Your assignment ▸
Go through the entries below and count the lines holding the word "theo". Reply with only the number, please.

[Opening Material provided section]

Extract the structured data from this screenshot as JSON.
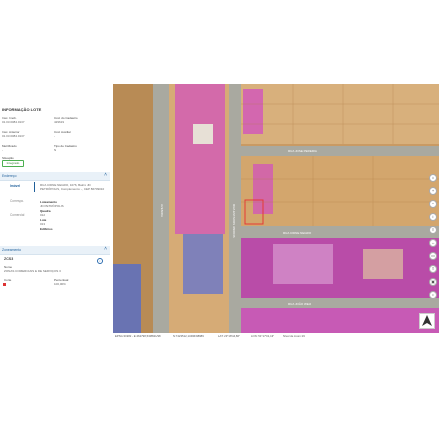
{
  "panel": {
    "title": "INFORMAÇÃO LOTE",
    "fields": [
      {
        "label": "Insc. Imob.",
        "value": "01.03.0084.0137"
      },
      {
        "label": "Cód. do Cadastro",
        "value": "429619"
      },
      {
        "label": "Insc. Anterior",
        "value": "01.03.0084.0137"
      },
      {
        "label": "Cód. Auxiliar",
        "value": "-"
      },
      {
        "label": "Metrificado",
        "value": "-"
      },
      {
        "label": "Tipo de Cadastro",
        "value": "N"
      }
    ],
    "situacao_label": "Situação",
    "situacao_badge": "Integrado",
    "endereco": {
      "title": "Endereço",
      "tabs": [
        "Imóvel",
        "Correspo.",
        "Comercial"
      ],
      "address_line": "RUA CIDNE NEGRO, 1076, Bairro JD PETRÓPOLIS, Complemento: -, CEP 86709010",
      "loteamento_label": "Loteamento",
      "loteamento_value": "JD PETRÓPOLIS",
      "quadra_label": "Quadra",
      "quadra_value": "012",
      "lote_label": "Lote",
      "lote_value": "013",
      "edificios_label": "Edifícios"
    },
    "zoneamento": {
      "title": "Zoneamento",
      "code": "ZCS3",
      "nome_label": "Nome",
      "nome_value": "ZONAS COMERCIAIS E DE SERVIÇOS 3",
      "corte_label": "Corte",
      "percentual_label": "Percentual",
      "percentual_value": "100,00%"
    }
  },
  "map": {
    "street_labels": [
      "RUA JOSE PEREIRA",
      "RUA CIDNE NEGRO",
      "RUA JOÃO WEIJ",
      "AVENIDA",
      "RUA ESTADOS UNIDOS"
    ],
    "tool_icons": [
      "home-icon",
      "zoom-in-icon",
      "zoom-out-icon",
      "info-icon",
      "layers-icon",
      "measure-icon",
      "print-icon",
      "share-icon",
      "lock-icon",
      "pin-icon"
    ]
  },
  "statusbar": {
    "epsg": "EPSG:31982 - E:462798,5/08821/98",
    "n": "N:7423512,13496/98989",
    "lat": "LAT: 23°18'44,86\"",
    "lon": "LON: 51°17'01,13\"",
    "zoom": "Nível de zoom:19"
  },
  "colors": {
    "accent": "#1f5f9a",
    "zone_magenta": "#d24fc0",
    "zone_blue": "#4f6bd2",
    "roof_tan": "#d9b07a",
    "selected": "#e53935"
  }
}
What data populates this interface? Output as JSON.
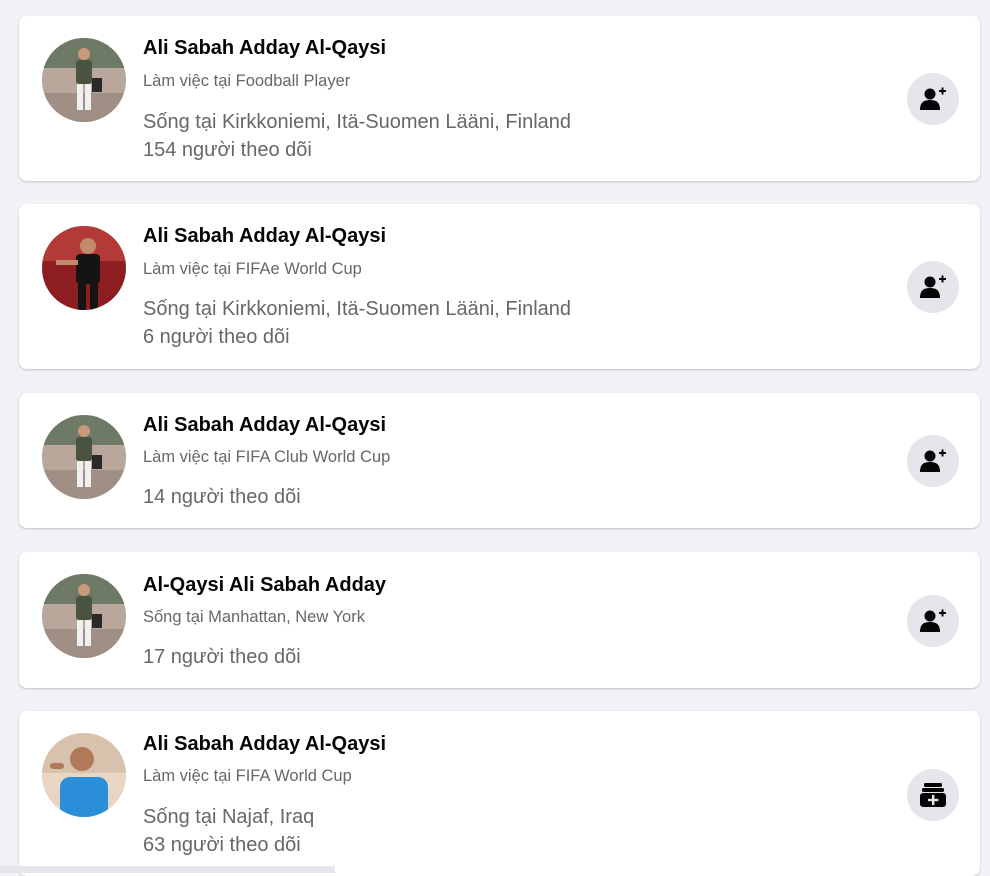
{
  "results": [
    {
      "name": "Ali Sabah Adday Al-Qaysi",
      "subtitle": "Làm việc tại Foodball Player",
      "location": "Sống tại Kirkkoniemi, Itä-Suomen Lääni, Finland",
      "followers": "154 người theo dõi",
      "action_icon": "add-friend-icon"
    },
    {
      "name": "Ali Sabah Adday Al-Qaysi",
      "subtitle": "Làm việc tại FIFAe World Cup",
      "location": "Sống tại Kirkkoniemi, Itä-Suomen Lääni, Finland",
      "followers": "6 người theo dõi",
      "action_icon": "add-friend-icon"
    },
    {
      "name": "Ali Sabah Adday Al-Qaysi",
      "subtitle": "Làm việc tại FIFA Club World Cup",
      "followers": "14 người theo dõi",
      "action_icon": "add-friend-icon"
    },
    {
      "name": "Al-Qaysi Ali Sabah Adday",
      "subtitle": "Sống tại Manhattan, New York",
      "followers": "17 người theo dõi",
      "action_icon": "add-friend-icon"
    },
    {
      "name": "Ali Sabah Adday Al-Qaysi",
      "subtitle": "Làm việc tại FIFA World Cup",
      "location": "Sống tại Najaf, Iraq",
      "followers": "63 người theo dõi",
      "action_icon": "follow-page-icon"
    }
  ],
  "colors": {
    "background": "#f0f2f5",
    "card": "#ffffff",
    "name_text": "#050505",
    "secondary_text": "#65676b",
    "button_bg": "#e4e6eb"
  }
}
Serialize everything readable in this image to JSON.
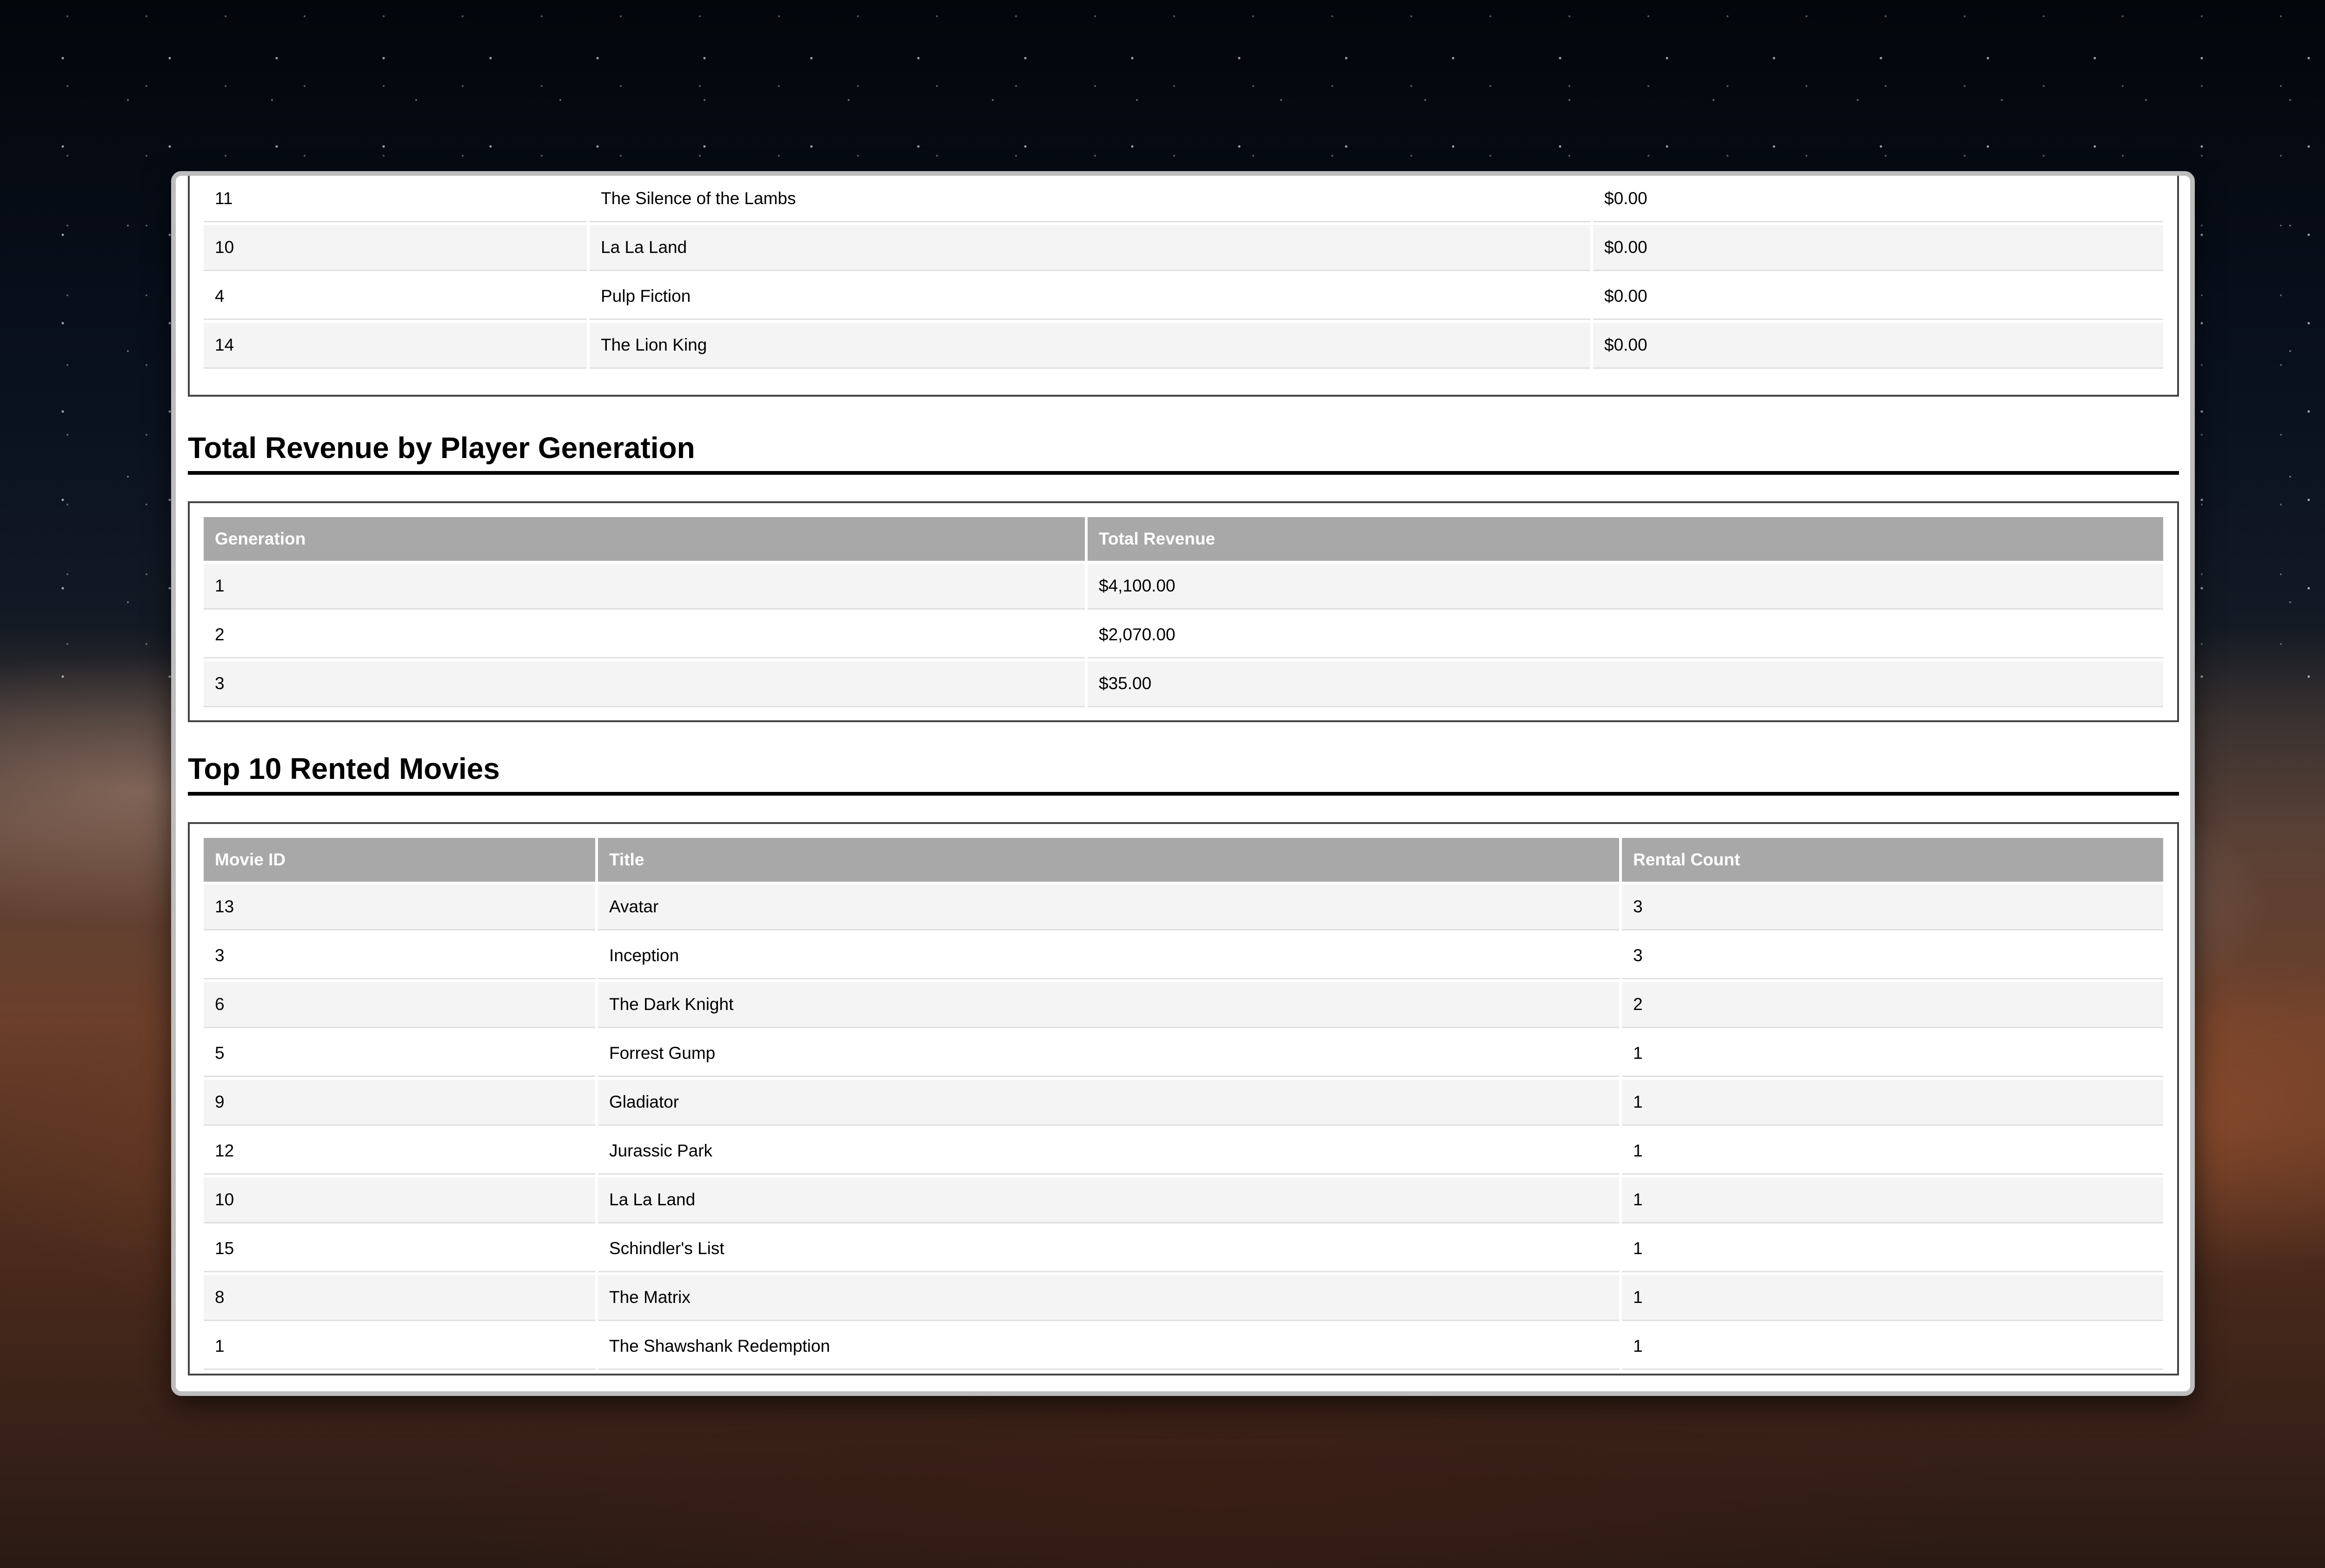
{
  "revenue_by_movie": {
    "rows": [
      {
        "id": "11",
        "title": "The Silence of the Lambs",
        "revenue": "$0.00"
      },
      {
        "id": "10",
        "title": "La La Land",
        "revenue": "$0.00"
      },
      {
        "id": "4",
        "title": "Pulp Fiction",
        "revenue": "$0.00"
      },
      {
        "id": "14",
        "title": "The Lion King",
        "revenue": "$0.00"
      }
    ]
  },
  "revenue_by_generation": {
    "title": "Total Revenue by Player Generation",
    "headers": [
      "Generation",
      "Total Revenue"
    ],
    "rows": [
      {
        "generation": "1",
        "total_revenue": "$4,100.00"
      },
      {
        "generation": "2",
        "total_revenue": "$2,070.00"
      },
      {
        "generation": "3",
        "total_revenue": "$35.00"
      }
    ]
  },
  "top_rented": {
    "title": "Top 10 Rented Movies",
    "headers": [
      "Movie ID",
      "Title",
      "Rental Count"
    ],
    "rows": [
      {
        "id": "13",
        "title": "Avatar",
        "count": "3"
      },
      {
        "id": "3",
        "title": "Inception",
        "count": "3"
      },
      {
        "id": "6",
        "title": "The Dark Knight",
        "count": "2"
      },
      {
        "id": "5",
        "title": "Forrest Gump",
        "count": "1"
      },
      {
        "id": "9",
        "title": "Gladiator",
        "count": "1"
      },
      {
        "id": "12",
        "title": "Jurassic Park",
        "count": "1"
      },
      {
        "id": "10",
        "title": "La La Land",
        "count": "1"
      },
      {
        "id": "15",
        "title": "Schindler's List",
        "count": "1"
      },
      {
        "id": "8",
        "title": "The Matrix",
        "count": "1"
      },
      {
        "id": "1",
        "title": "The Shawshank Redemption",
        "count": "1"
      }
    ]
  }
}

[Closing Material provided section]

Solution to the exercise ▸
5